To be fair to Kierkegaard, however, it should be pointed out that he cannot have been unaware that Christianity, as the apostles understood it, even after the death of Jesus, was a sect of Judaism. It was only later that becoming a Christian did not necessitate first converting to Judaism. Kierkegaard was also, of course, aware that Jesus had himself been a Jew who, as Tudvad points out, “came not to abolish the law, but to fulfill it” (p. 236).

My own view of Kierkegaard’s reaction to the Wolfenbüttler Fragmente is thus that he was concerned not so much to distinguish Judaism from Christianity as something negative and opposed to it as to defend Christianity against the charge that it was based on a manipulation, or misrepresentation, of historical fact.

Exhibition on Jews in the Danish Theater takes a Page from Tudvad’s Book!

There is a new exhibition entitled “Teater og kultur” (theater and culture) in the museum that is part of Hofteatret (the court theater) at Christiansborg Palace on Slotsholmen in Copenhagen. It concerns the relation between theater and the social-political life in mid-nineteenth-century Denmark. This was an extremely tumultuous period in Danish history. It was the beginning of genuine democracy in Denmark as well as the period of the Three Year’s War in Schleswig, a war as divisive for much of Danish society as was the Civil War for American society.

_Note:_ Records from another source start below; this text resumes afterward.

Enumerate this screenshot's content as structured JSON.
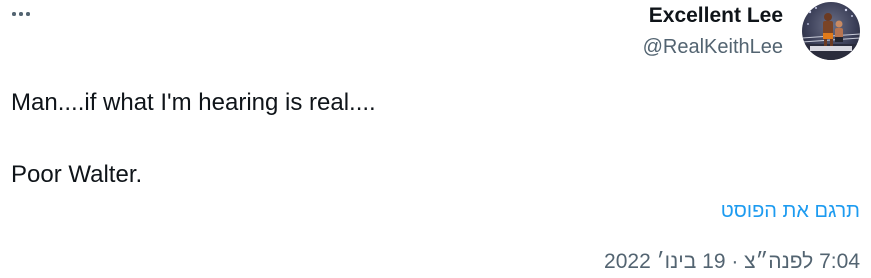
{
  "tweet": {
    "author": {
      "display_name": "Excellent Lee",
      "handle": "@RealKeithLee",
      "avatar_icon": "wrestling-ring-photo"
    },
    "more_icon": "more-horizontal-icon",
    "text_lines": [
      "Man....if what I'm hearing is real....",
      "Poor Walter."
    ],
    "translate_label": "תרגם את הפוסט",
    "timestamp": "7:04 לפנה״צ · 19 בינו׳ 2022"
  },
  "colors": {
    "text_primary": "#0f1419",
    "text_secondary": "#536471",
    "link": "#1d9bf0"
  }
}
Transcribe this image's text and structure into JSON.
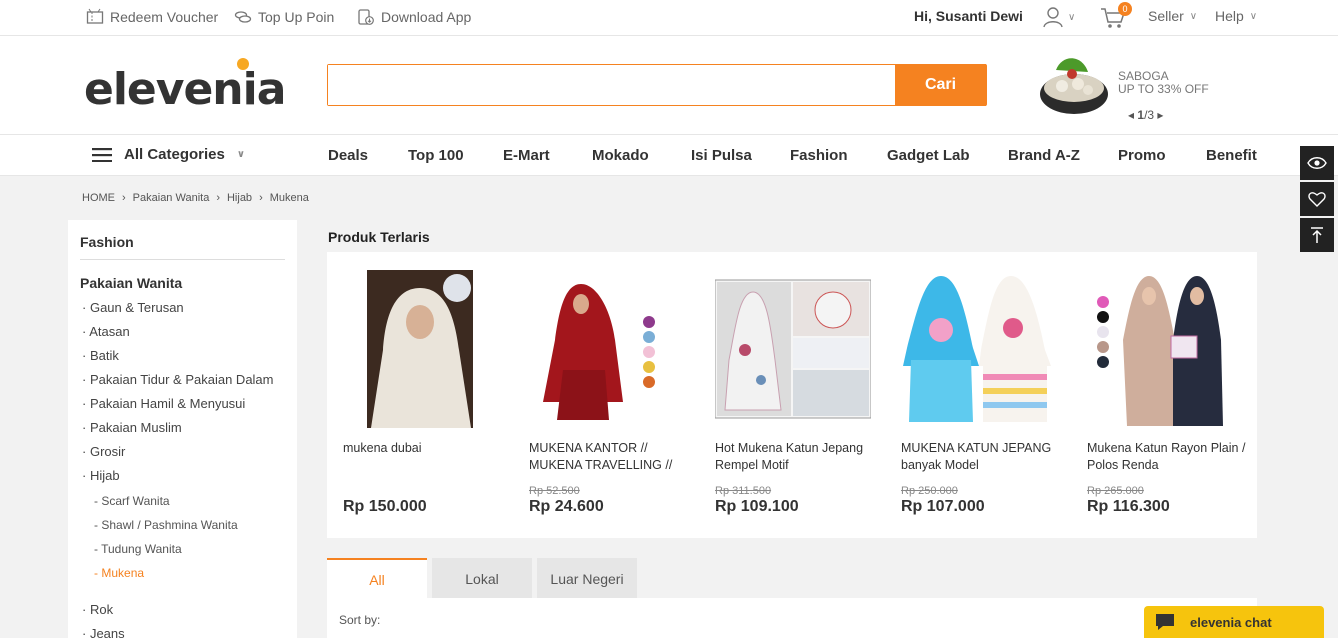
{
  "topbar": {
    "redeem": "Redeem Voucher",
    "topup": "Top Up Poin",
    "download": "Download App",
    "greeting": "Hi, Susanti Dewi",
    "cart_count": "0",
    "seller": "Seller",
    "help": "Help"
  },
  "header": {
    "logo": "eleveni",
    "logo_tail": "a",
    "search_placeholder": "",
    "search_button": "Cari",
    "promo_line1": "SABOGA",
    "promo_line2": "UP TO 33% OFF",
    "promo_page_current": "1",
    "promo_page_total": "/3"
  },
  "nav": {
    "all_categories": "All Categories",
    "links": [
      "Deals",
      "Top 100",
      "E-Mart",
      "Mokado",
      "Isi Pulsa",
      "Fashion",
      "Gadget Lab",
      "Brand A-Z",
      "Promo",
      "Benefit"
    ]
  },
  "breadcrumb": [
    "HOME",
    "Pakaian Wanita",
    "Hijab",
    "Mukena"
  ],
  "sidebar": {
    "title": "Fashion",
    "group": "Pakaian Wanita",
    "items": [
      "Gaun & Terusan",
      "Atasan",
      "Batik",
      "Pakaian Tidur & Pakaian Dalam",
      "Pakaian Hamil & Menyusui",
      "Pakaian Muslim",
      "Grosir",
      "Hijab"
    ],
    "subitems": [
      "Scarf Wanita",
      "Shawl / Pashmina Wanita",
      "Tudung Wanita",
      "Mukena"
    ],
    "more": [
      "Rok",
      "Jeans"
    ]
  },
  "section_title": "Produk Terlaris",
  "products": [
    {
      "name": "mukena dubai",
      "old_price": "",
      "price": "Rp 150.000"
    },
    {
      "name": "MUKENA KANTOR // MUKENA TRAVELLING //",
      "old_price": "Rp 52.500",
      "price": "Rp 24.600"
    },
    {
      "name": "Hot Mukena Katun Jepang Rempel Motif",
      "old_price": "Rp 311.500",
      "price": "Rp 109.100"
    },
    {
      "name": "MUKENA KATUN JEPANG banyak Model",
      "old_price": "Rp 250.000",
      "price": "Rp 107.000"
    },
    {
      "name": "Mukena Katun Rayon Plain / Polos Renda",
      "old_price": "Rp 265.000",
      "price": "Rp 116.300"
    }
  ],
  "tabs": [
    "All",
    "Lokal",
    "Luar Negeri"
  ],
  "sort_label": "Sort by:",
  "chat_label": "elevenia chat",
  "colors": {
    "accent": "#f58220",
    "chat": "#f6c40d"
  }
}
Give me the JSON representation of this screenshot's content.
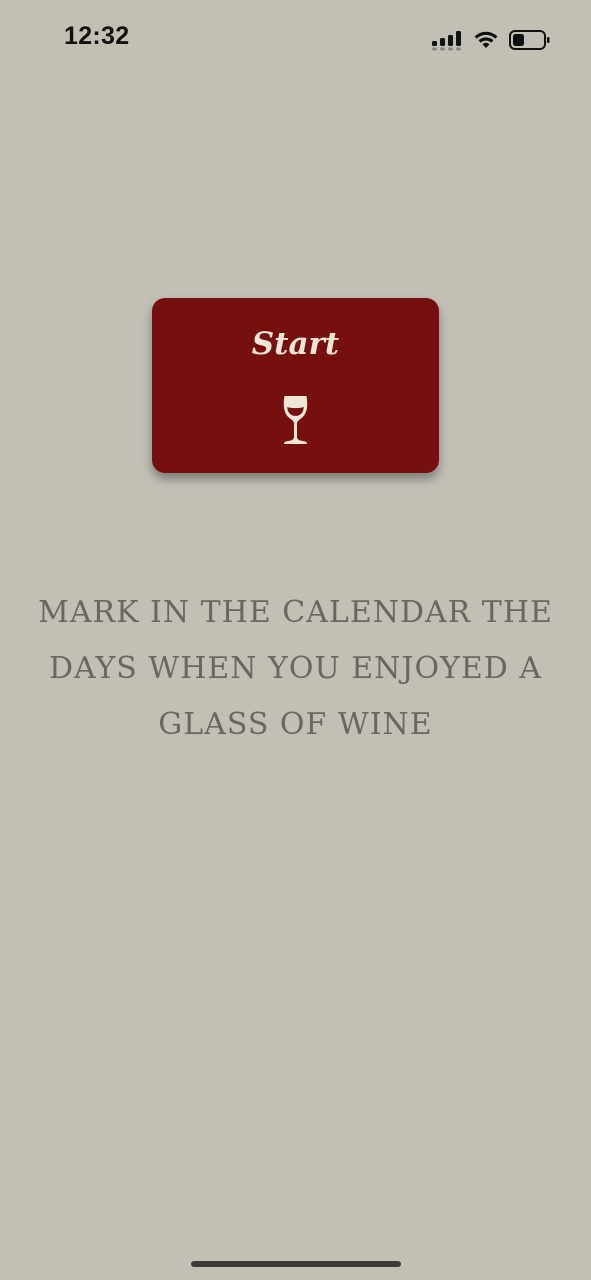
{
  "status_bar": {
    "time": "12:32"
  },
  "start_card": {
    "label": "Start",
    "icon": "wine-glass-icon"
  },
  "instruction": {
    "text": "MARK IN THE CALENDAR THE DAYS WHEN YOU ENJOYED A GLASS OF WINE"
  },
  "colors": {
    "background": "#c2c0b5",
    "card": "#760f10",
    "card_text": "#efe6d6",
    "instruction_text": "#6f655f"
  }
}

There are three parts to the exhibition. The first is entitled “Breve fra et grænseland” (letters from a borderland) and concerns the effect of the Three Year’s War on Fridolin Banner, a soldier on the Schleswig front, and his father, Johan Daniel Bauer an actor in the Danish Royal Theater who endured not merely constant rumors relating to the conflict in which his son was involved, but also a raging cholera epidemic in Denmark’s capital.

The second part of the exhibition is entitled “Kærlighed og magt I korridoreren” (love in the corridors of power) and concerns Frederik the Seventh and his lover, Louise Rasmussen, also known as Grevinde Danner (Countess Danner), to whom he was “married” as the Danes say “til venstre hand” (to the left hand).

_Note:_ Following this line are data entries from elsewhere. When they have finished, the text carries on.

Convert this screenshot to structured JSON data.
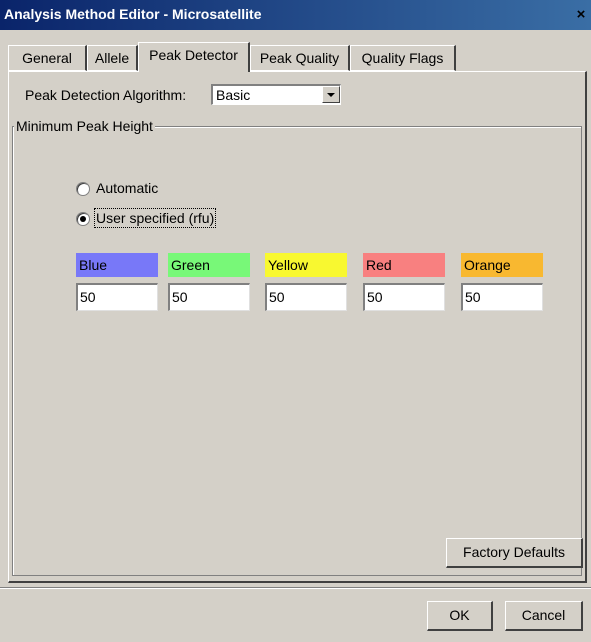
{
  "window": {
    "title": "Analysis Method Editor - Microsatellite",
    "close_glyph": "×"
  },
  "tabs": [
    {
      "label": "General"
    },
    {
      "label": "Allele"
    },
    {
      "label": "Peak Detector",
      "active": true
    },
    {
      "label": "Peak Quality"
    },
    {
      "label": "Quality Flags"
    }
  ],
  "algorithm": {
    "label": "Peak Detection Algorithm:",
    "value": "Basic"
  },
  "min_peak": {
    "group_label": "Minimum Peak Height",
    "options": [
      {
        "label": "Automatic",
        "selected": false
      },
      {
        "label": "User specified (rfu)",
        "selected": true
      }
    ],
    "channels": [
      {
        "name": "Blue",
        "color": "#7878f8",
        "value": "50"
      },
      {
        "name": "Green",
        "color": "#78f878",
        "value": "50"
      },
      {
        "name": "Yellow",
        "color": "#f8f830",
        "value": "50"
      },
      {
        "name": "Red",
        "color": "#f88080",
        "value": "50"
      },
      {
        "name": "Orange",
        "color": "#f8b830",
        "value": "50"
      }
    ]
  },
  "buttons": {
    "factory_defaults": "Factory Defaults",
    "ok": "OK",
    "cancel": "Cancel"
  }
}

Finally, the third part of the exhibition is entitled “Salomon, Esther og Shylock–jøder på scenen” (Salomon, Esther and Shylock–Jews on the stage). The following is a quotation from the AOK-Guide online (AOK stands for “Alt om København” which translates as “everything about Copenhagen”):

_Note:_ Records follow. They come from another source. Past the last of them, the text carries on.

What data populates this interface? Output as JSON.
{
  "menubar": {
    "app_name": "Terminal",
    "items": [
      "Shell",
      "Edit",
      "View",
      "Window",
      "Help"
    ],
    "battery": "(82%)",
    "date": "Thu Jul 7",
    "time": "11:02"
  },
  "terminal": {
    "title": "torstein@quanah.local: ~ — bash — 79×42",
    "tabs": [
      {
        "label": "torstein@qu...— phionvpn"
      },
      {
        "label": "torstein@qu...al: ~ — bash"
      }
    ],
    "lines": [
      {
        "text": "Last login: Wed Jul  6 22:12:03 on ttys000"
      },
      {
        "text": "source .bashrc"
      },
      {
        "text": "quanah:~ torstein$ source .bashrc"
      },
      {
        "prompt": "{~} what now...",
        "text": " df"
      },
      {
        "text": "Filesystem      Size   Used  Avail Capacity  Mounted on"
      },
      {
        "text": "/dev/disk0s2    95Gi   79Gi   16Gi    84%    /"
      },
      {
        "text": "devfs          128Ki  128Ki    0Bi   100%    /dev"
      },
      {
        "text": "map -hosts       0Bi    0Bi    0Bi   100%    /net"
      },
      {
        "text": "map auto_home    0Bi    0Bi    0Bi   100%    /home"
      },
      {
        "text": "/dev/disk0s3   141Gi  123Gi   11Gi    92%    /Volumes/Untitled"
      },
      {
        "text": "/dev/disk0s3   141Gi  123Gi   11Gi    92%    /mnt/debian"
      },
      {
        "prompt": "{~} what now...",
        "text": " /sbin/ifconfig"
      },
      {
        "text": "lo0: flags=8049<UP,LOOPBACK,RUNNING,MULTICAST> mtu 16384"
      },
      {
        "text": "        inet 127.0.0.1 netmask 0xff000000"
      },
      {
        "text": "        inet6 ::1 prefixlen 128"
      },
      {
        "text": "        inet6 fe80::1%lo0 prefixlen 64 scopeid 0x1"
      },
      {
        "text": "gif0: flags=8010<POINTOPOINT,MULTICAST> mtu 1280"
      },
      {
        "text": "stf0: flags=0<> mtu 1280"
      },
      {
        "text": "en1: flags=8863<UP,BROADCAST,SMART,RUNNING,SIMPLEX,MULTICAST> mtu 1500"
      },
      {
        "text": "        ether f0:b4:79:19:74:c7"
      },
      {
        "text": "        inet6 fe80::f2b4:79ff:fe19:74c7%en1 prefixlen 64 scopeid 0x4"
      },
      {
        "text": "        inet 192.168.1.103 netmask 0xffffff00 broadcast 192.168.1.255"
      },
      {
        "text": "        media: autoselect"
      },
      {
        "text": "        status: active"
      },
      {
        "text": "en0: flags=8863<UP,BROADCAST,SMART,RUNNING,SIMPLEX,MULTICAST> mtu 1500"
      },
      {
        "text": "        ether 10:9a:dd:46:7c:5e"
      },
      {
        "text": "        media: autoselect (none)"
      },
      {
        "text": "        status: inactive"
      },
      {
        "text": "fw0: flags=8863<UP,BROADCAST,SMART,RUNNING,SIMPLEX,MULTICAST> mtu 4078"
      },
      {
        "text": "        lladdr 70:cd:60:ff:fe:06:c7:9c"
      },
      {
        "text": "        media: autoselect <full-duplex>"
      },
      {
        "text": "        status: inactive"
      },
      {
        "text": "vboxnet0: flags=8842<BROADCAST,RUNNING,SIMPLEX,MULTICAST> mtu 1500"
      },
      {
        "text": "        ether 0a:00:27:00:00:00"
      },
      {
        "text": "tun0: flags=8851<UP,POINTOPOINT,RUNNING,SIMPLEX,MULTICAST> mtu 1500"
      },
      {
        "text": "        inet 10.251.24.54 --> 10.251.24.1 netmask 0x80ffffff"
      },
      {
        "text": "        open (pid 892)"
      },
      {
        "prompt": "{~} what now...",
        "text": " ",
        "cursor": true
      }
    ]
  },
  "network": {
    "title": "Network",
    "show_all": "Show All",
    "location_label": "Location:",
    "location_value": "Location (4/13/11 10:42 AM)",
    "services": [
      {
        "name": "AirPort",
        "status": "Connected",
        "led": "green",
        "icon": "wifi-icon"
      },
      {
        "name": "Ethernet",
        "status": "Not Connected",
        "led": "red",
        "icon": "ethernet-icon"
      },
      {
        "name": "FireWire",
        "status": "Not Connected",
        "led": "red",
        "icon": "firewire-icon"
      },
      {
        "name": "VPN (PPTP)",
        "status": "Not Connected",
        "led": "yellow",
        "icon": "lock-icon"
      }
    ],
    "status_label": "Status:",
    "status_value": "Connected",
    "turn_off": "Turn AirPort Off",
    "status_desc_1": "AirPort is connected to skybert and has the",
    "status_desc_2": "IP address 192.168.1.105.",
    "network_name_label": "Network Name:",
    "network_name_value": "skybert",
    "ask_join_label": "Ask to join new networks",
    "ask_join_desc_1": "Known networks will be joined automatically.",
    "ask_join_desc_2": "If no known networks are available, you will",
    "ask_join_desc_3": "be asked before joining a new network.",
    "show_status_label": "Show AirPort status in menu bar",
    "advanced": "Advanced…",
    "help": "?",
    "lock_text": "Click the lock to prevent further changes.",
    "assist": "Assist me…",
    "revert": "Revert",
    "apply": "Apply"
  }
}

“As Peter Tudvad shows in his book Stadier på antisemitismens vej (stages on the way of anti-Semitism) (2010), Søren Kierkegaard went about in the middle of Golden-Age Copenhagen and contributed to the debate concerning the assimilation of Jews into Danish culture. One can also read in Tudvad’s book about the view of Jews in the theatrical community and their role in the Danish theater. The Theater Museum at Slotsholmen has taken up this thread from Tudvad’s book with an exhibition entitled “Salomon, Esther and Shylock–Jews on the stage.” The exhibition covers the period of Kierkegaard and Johanne Luise Heiberg up until the premier of Henrik Nathansen’s “Indenfor Murerene” at the Royal Theater in 1912–the same year the theater was opened.”

Click here for the AOK-Guide. The article didn’t say for how long the exhibition will be up. My suspicion is that it will be up all summer, so if you are planning a trip to Copenhagen this summer, you should definitely check it out.

I will have more on Tudvad’s book soon!